“The typical adult from a narcissistic family is filled with unacknowledged anger feels like a hollow person, feels inadequate and defective, suffers from periodic anxiety and depression and has no clue about how he or she got that way.”—Pressman and Pressman, The Narcissistic Family
Can’t we all get along? That’s a tall order when your limelight has been snatched away by your adorable new little brother. Family, you love them and you hate them. There are so many things to consider when you think of family: there’s birth order, rivalries, the only child, to name a few.
So what is a functional family? How do we know if we have one? How would you define a functional family?
Were you considered the responsible child while your younger brother or sister was the rebel or ‘Mummy’s little one’?

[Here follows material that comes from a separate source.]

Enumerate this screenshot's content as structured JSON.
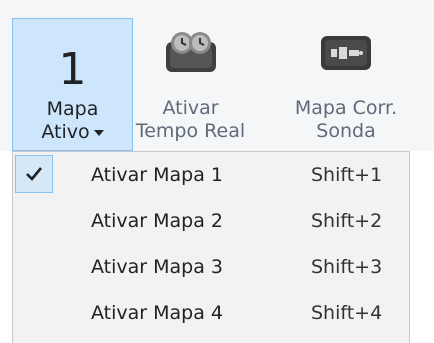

According to experts as children we all played a specific role in our family, although which role was not always within our control. It may be due to gender, family culture or the order in which we were born. However the legacies of being the model child or the baby may continue to help or haunt us in our adult lives and understanding these silent family agreements can help us break behavioural patterns which could at times be disabling. Flavia Mazelin Salvi explains the four different roles: